This month a controversial experimental genetically modified potato crop is due to be planted in the UK by the German chemical giant BASF (offshoot of the infamous AG Farben). DEFRA initially gave approval in December for BASF to undertake trials at two sites, one in Cambridgeshire (at the National Institute of Agriculture and Botany) and the other initially in Derbyshire - until the farmer pulled out.
The trials are the first GM crops to enter British soil in nearly 3 years, after public opposition forced a u-turn in government and corporate plans for patented crops. Although presented as an R&D trial into the effectiveness of an anti blight gene, they are widely considered to be trial of public opinion.

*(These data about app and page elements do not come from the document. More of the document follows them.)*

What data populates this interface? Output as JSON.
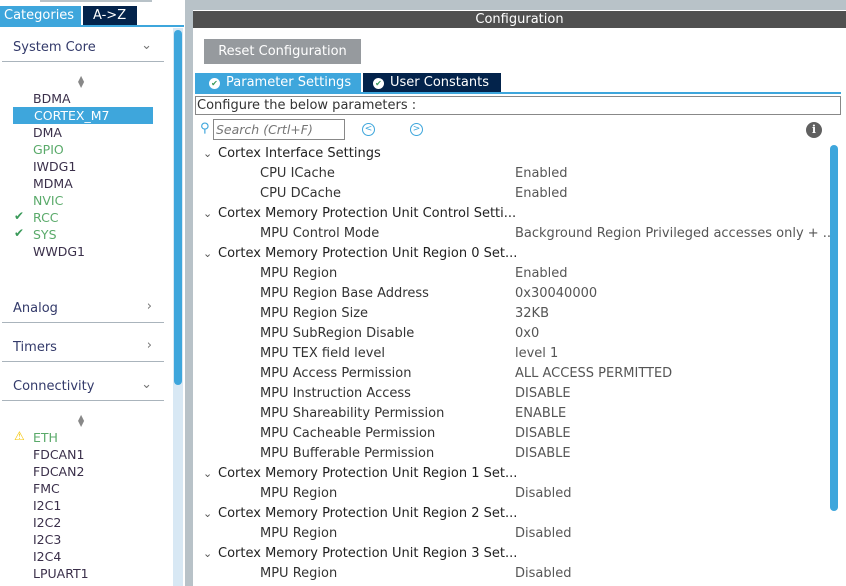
{
  "left_panel": {
    "tabs": [
      "Categories",
      "A->Z"
    ],
    "groups": [
      {
        "label": "System Core",
        "expanded": true,
        "items": [
          {
            "label": "BDMA",
            "state": "normal"
          },
          {
            "label": "CORTEX_M7",
            "state": "selected"
          },
          {
            "label": "DMA",
            "state": "normal"
          },
          {
            "label": "GPIO",
            "state": "green"
          },
          {
            "label": "IWDG1",
            "state": "normal"
          },
          {
            "label": "MDMA",
            "state": "normal"
          },
          {
            "label": "NVIC",
            "state": "green"
          },
          {
            "label": "RCC",
            "state": "checked"
          },
          {
            "label": "SYS",
            "state": "checked"
          },
          {
            "label": "WWDG1",
            "state": "normal"
          }
        ]
      },
      {
        "label": "Analog",
        "expanded": false
      },
      {
        "label": "Timers",
        "expanded": false
      },
      {
        "label": "Connectivity",
        "expanded": true,
        "items": [
          {
            "label": "ETH",
            "state": "warning"
          },
          {
            "label": "FDCAN1",
            "state": "normal"
          },
          {
            "label": "FDCAN2",
            "state": "normal"
          },
          {
            "label": "FMC",
            "state": "normal"
          },
          {
            "label": "I2C1",
            "state": "normal"
          },
          {
            "label": "I2C2",
            "state": "normal"
          },
          {
            "label": "I2C3",
            "state": "normal"
          },
          {
            "label": "I2C4",
            "state": "normal"
          },
          {
            "label": "LPUART1",
            "state": "normal"
          }
        ]
      }
    ]
  },
  "config": {
    "title": "Configuration",
    "reset_label": "Reset Configuration",
    "tabs": [
      "Parameter Settings",
      "User Constants"
    ],
    "prompt": "Configure the below parameters :",
    "search_placeholder": "Search (Crtl+F)",
    "rows": [
      {
        "type": "group",
        "label": "Cortex Interface Settings"
      },
      {
        "type": "param",
        "label": "CPU ICache",
        "value": "Enabled"
      },
      {
        "type": "param",
        "label": "CPU DCache",
        "value": "Enabled"
      },
      {
        "type": "group",
        "label": "Cortex Memory Protection Unit Control Setti..."
      },
      {
        "type": "param",
        "label": "MPU Control Mode",
        "value": "Background Region Privileged accesses only + ..."
      },
      {
        "type": "group",
        "label": "Cortex Memory Protection Unit Region 0 Set..."
      },
      {
        "type": "param",
        "label": "MPU Region",
        "value": "Enabled"
      },
      {
        "type": "param",
        "label": "MPU Region Base Address",
        "value": "0x30040000"
      },
      {
        "type": "param",
        "label": "MPU Region Size",
        "value": "32KB"
      },
      {
        "type": "param",
        "label": "MPU SubRegion Disable",
        "value": "0x0"
      },
      {
        "type": "param",
        "label": "MPU TEX field level",
        "value": "level 1"
      },
      {
        "type": "param",
        "label": "MPU Access Permission",
        "value": "ALL ACCESS PERMITTED"
      },
      {
        "type": "param",
        "label": "MPU Instruction Access",
        "value": "DISABLE"
      },
      {
        "type": "param",
        "label": "MPU Shareability Permission",
        "value": "ENABLE"
      },
      {
        "type": "param",
        "label": "MPU Cacheable Permission",
        "value": "DISABLE"
      },
      {
        "type": "param",
        "label": "MPU Bufferable  Permission",
        "value": "DISABLE"
      },
      {
        "type": "group",
        "label": "Cortex Memory Protection Unit Region 1 Set..."
      },
      {
        "type": "param",
        "label": "MPU Region",
        "value": "Disabled"
      },
      {
        "type": "group",
        "label": "Cortex Memory Protection Unit Region 2 Set..."
      },
      {
        "type": "param",
        "label": "MPU Region",
        "value": "Disabled"
      },
      {
        "type": "group",
        "label": "Cortex Memory Protection Unit Region 3 Set..."
      },
      {
        "type": "param",
        "label": "MPU Region",
        "value": "Disabled"
      }
    ]
  }
}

On 14th April in Cambridge a protest walk took place [photos 1, 2]. This was followed on the 21st by a rally in Hull. This event ended with the proposed trial being effectively sabotaged even before it had began when over a hundred people entered the site and planted several varieties of seed potatoes in the field making it impossible for a scientifically valid trial to take place there.
Setting off to work